Congress will begin a probe of Project Gunwalker today, marking the culmination of alleged leaks from ATF whistle-blowers claiming that the agency allowed hundreds of firearms to be smuggled into Mexico. Speculation surrounding claims that surfaced over the course of the last 8 months have drawn recent attention from major media outlets and high-profile politicians alike, many of whom have demanded congressional hearings and government action.
Guns.com recently reported on claims made about a clandestine program first referred to as Project Gunrunner, and later sarcastically referred to as “Project Gunwalker” by two journalists who helped to gather and disseminate news of the alleged scandal.
As reported by Guns.com, Project Gunrunner refers to an initiative overseen by the Bureau of Alcohol, Firearms, Tobacco and Explosives (ATF), the purpose of which is to investigate, monitor, and stem the smuggling and transport of weapons between the United States and Mexico, primarily in border areas between the two nations.
But over time, allegations surfaced claiming that agency management knowingly and deliberately allowed hundreds of semiautomatic guns to be walked across the desert border into Mexico. Whistleblowers claimed that this was done in order to pad gun-related crime statistics and prove that Mexican drug cartels were using American-derived firearms, all in an effort to encourage continued federal funding of ATF projects.
Furthermore, internal ATF sources claimed that large numbers of guns were knowingly allowed into Mexico so that agents could track the actions of buyers in order to eventually bust large cartels. A CBS report recently likened this paradigm to letting the little fish go in order to catch the bigger fish, a common practice in law enforcement.
Additionally former New York State Deputy Secretary of Public Safety Mike Balboni told CBS News, “They want to change the dynamic and truly go after the kingpin, so give the kingpin something that they can’t resist – this flow of weapons over 15 months – and then track ’em, find ’em and take ’em down.”
The title of Monday’s congressional hearing is “Obstruction of Justice: Does the Justice Department Have to Respond to a Lawfully Issued and Valid Congressional Subpoena?” This question likely involves previous refusals by the Justice Department (and, indirectly, the ATF) to respond to a subpoena from congress that would have required members of the Justice Department to answer questions regarding Project Gunwalker. The ATF has previously flatly denied accusations of wrongdoing.
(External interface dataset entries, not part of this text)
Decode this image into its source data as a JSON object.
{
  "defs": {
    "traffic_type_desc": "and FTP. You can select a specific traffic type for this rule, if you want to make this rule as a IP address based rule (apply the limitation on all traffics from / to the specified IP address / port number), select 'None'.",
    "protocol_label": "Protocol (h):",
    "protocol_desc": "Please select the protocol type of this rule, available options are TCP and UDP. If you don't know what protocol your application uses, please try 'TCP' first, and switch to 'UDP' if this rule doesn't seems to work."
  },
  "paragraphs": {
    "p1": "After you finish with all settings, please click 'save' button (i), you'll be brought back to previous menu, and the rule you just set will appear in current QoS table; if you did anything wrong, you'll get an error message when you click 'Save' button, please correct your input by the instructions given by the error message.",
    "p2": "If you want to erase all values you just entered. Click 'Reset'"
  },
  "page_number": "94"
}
Presumably, should congress determine that the Justice Department does in fact have an obligation to appear when subpoenaed, agents involved in the alleged scandal will have no choice but to break their silence. In any case, deflecting media attention at this point seems an impossibility, as it increasingly appears that calls for candid and open hearings on Project Gunwalker will be answered.